Omit every picture, then return each line of the data below exactly.
++++ Material to process
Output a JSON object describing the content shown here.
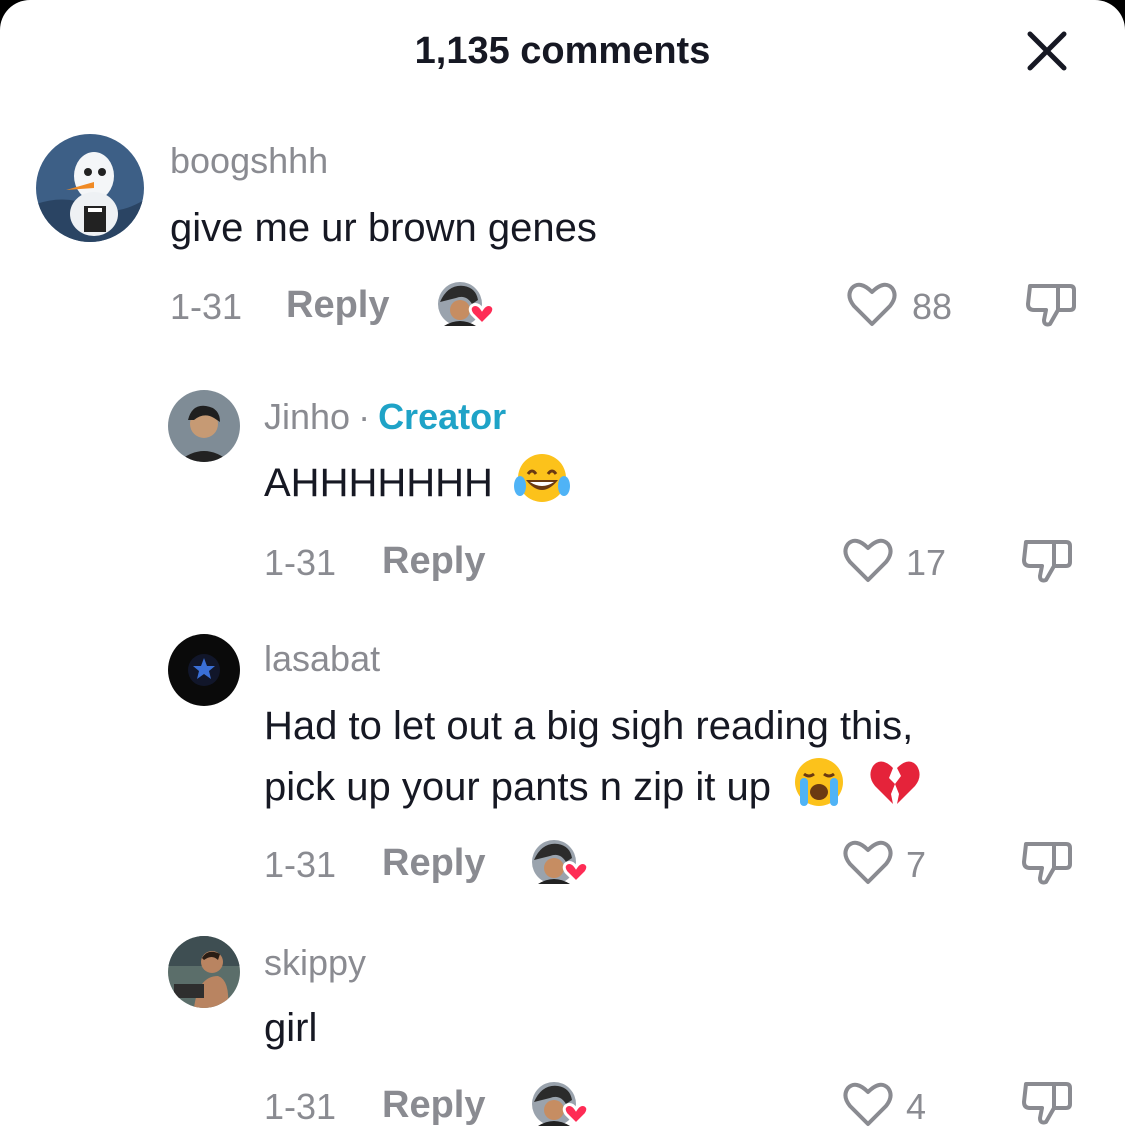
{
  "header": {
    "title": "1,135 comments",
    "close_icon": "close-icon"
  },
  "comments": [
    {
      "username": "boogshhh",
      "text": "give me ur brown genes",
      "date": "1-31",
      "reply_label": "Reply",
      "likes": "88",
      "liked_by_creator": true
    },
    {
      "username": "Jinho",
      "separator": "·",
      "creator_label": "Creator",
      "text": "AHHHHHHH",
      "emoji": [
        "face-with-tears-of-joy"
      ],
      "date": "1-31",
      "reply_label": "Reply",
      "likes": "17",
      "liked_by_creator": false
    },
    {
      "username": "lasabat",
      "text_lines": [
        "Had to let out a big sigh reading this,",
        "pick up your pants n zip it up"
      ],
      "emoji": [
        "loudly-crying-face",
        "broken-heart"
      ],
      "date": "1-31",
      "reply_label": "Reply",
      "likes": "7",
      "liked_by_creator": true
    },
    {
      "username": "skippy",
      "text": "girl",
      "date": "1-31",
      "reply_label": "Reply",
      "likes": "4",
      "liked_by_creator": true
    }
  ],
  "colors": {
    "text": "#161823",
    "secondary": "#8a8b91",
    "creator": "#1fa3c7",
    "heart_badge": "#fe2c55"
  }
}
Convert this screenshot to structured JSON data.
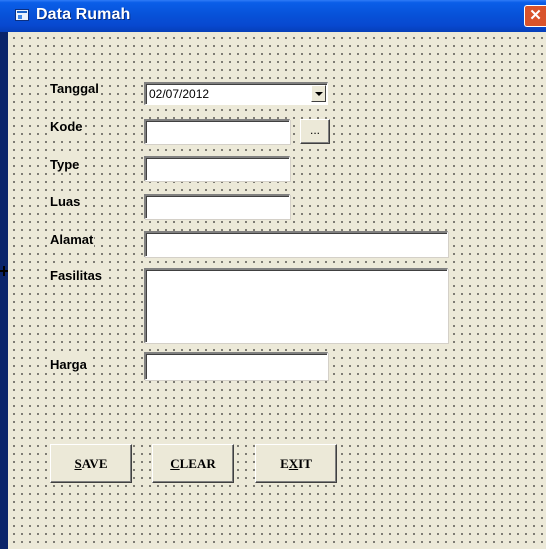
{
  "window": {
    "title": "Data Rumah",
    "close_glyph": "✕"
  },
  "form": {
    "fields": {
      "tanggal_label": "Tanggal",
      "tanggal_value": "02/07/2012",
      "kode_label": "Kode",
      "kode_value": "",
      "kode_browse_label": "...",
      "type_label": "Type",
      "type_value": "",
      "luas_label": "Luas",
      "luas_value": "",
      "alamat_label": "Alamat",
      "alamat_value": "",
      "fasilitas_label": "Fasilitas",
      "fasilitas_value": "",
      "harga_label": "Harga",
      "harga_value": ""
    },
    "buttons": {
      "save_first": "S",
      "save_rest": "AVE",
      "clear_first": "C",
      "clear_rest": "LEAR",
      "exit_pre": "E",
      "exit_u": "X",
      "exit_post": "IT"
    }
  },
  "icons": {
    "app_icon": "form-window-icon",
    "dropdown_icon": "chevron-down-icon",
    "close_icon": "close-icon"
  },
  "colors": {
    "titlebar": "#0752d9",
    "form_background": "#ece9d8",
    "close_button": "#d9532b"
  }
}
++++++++
Solution to this task =
Output a JSON object describing the content shown here.
{
  "header": {
    "title": "1,135 comments",
    "close_icon": "close-icon"
  },
  "comments": [
    {
      "username": "boogshhh",
      "text": "give me ur brown genes",
      "date": "1-31",
      "reply_label": "Reply",
      "likes": "88",
      "liked_by_creator": true
    },
    {
      "username": "Jinho",
      "separator": "·",
      "creator_label": "Creator",
      "text": "AHHHHHHH",
      "emoji": [
        "face-with-tears-of-joy"
      ],
      "date": "1-31",
      "reply_label": "Reply",
      "likes": "17",
      "liked_by_creator": false
    },
    {
      "username": "lasabat",
      "text_lines": [
        "Had to let out a big sigh reading this,",
        "pick up your pants n zip it up"
      ],
      "emoji": [
        "loudly-crying-face",
        "broken-heart"
      ],
      "date": "1-31",
      "reply_label": "Reply",
      "likes": "7",
      "liked_by_creator": true
    },
    {
      "username": "skippy",
      "text": "girl",
      "date": "1-31",
      "reply_label": "Reply",
      "likes": "4",
      "liked_by_creator": true
    }
  ],
  "colors": {
    "text": "#161823",
    "secondary": "#8a8b91",
    "creator": "#1fa3c7",
    "heart_badge": "#fe2c55"
  }
}
Convert this screenshot to structured JSON data.
{
  "window": {
    "title": "Data Rumah",
    "close_glyph": "✕"
  },
  "form": {
    "fields": {
      "tanggal_label": "Tanggal",
      "tanggal_value": "02/07/2012",
      "kode_label": "Kode",
      "kode_value": "",
      "kode_browse_label": "...",
      "type_label": "Type",
      "type_value": "",
      "luas_label": "Luas",
      "luas_value": "",
      "alamat_label": "Alamat",
      "alamat_value": "",
      "fasilitas_label": "Fasilitas",
      "fasilitas_value": "",
      "harga_label": "Harga",
      "harga_value": ""
    },
    "buttons": {
      "save_first": "S",
      "save_rest": "AVE",
      "clear_first": "C",
      "clear_rest": "LEAR",
      "exit_pre": "E",
      "exit_u": "X",
      "exit_post": "IT"
    }
  },
  "icons": {
    "app_icon": "form-window-icon",
    "dropdown_icon": "chevron-down-icon",
    "close_icon": "close-icon"
  },
  "colors": {
    "titlebar": "#0752d9",
    "form_background": "#ece9d8",
    "close_button": "#d9532b"
  }
}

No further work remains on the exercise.